- After a nearly flat third quarter, Novo Nordisk A/S plans a commercial restructuring that the Danish drugmaker says will help it "withstand market challenges."
- The company intends to cut 185 roles within the commercial organization, but will add another 70 positions at the same time.
- "After the changes are implemented, we expect to have roughly the same number of employees or actual people working at NNI as we do today," said the company in a statement to BioPharma Dive, indicating many of the positions being eliminated are already unfilled.
The last few years have been a tough stretch for diabetes drugmakers. While Novo Nordisk was once one of the most successful companies in the space, competition within the diabetes market has heightened pricing pressures and has put commercial constraints on the company, as well as its rivals.
The patent expiry of Sanofi SA's market leading insulin Lantus (glargine), for example, has allowed other companies to take share, including Novo.
The Danish company's insulins have long been a bright spot for the company, but sales of modern insulins like Levemir (detemir) have seen substantial declines. In their place, next-generation products such as Tresiba (degludec) have taken up the torch.
Still, the company as a whole has suffered from a market-wide tightening for diabetes products.
Novo faces increased competition to its market-leading glucagon-like peptide (GLP)-1 antagonist Victoza (liraglutide). And while its once-weekly GLP-1 semaglutide is pending approval in the U.S. and Europe, the drug will enter an already crowded space.

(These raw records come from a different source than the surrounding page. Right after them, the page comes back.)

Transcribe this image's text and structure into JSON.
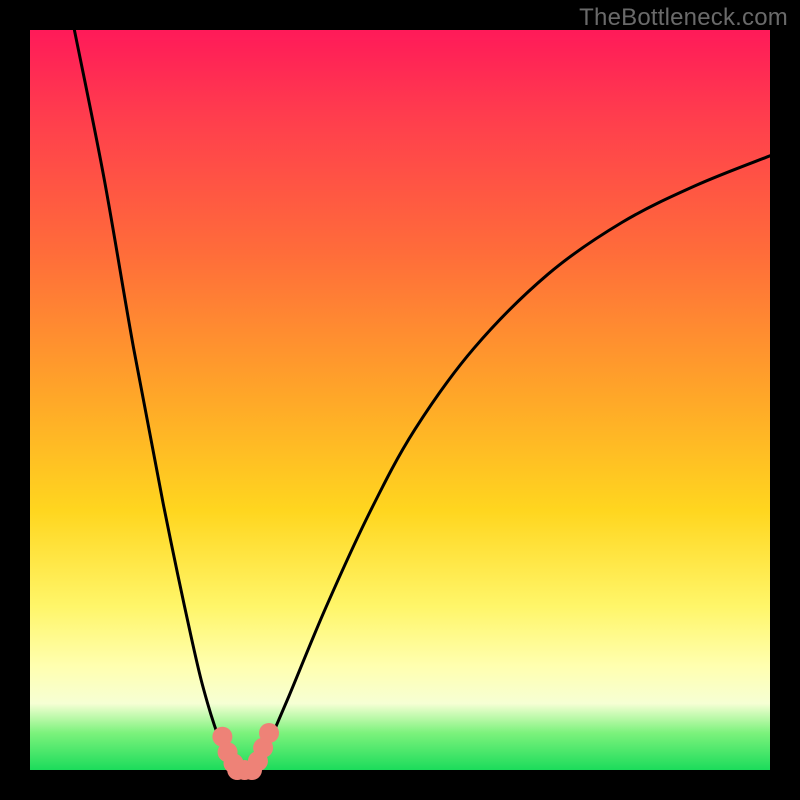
{
  "watermark": "TheBottleneck.com",
  "chart_data": {
    "type": "line",
    "title": "",
    "xlabel": "",
    "ylabel": "",
    "xlim": [
      0,
      100
    ],
    "ylim": [
      0,
      100
    ],
    "series": [
      {
        "name": "bottleneck-curve",
        "x": [
          6,
          10,
          14,
          18,
          22,
          24,
          26,
          27,
          28,
          29,
          30,
          31,
          32,
          35,
          40,
          46,
          52,
          60,
          70,
          80,
          90,
          100
        ],
        "values": [
          100,
          80,
          57,
          36,
          17,
          9,
          3,
          1,
          0,
          0,
          0,
          1,
          3,
          10,
          22,
          35,
          46,
          57,
          67,
          74,
          79,
          83
        ]
      }
    ],
    "markers": {
      "name": "lowest-bottleneck-dots",
      "x": [
        26.0,
        26.7,
        27.5,
        28.0,
        29.0,
        30.0,
        30.8,
        31.5,
        32.3
      ],
      "values": [
        4.5,
        2.4,
        0.9,
        0.0,
        0.0,
        0.0,
        1.2,
        3.0,
        5.0
      ]
    },
    "gradient_stops": [
      {
        "pos": 0,
        "color": "#ff1a59"
      },
      {
        "pos": 50,
        "color": "#ffa828"
      },
      {
        "pos": 78,
        "color": "#fff66a"
      },
      {
        "pos": 100,
        "color": "#1bdc5b"
      }
    ]
  }
}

Novo didn't elaborate on where it will make changes to its commercial organization, but the latest restructuring follows a 1,000-person cut to staff at the end of last year. At the time, management said the layoffs were part of an effort to lower costs to balance with income, as well as prioritize key product launches.

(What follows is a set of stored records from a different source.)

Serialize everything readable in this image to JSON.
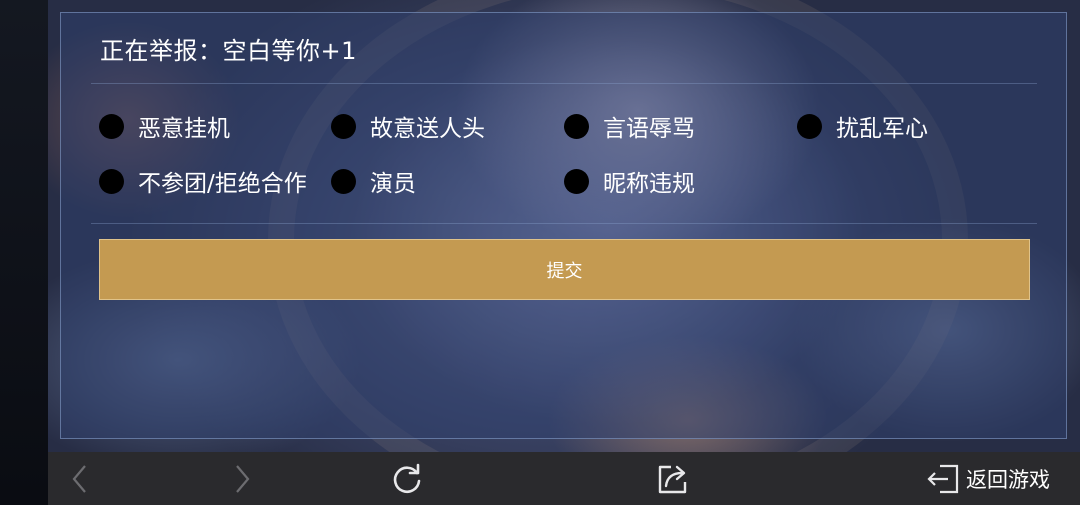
{
  "report": {
    "title": "正在举报：空白等你+1",
    "options": [
      {
        "label": "恶意挂机"
      },
      {
        "label": "故意送人头"
      },
      {
        "label": "言语辱骂"
      },
      {
        "label": "扰乱军心"
      },
      {
        "label": "不参团/拒绝合作"
      },
      {
        "label": "演员"
      },
      {
        "label": "昵称违规"
      }
    ],
    "submit_label": "提交"
  },
  "nav": {
    "back_icon": "chevron-left-icon",
    "forward_icon": "chevron-right-icon",
    "refresh_icon": "refresh-icon",
    "share_icon": "share-icon",
    "exit_icon": "exit-icon",
    "return_game_label": "返回游戏"
  },
  "colors": {
    "accent": "#c49a51",
    "panel_border": "#8ca5d2",
    "bottom_bar": "#2a2a2d"
  }
}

Gaining a commercial edge in diabetes has increasingly relied on companies' ability to negotiate contracts with payers and third-party benefit managers. Competitor Eli Lilly & Co. has shown it's particularly adept at working with payers, and has gained more preferred positions on formularies for its products than most of its competitors in the diabetes market.
That competitive positioning, though, has come at the cost of steep discounts, underscoring how even the best-performing diabetes drugmaker is still feeling the pinch.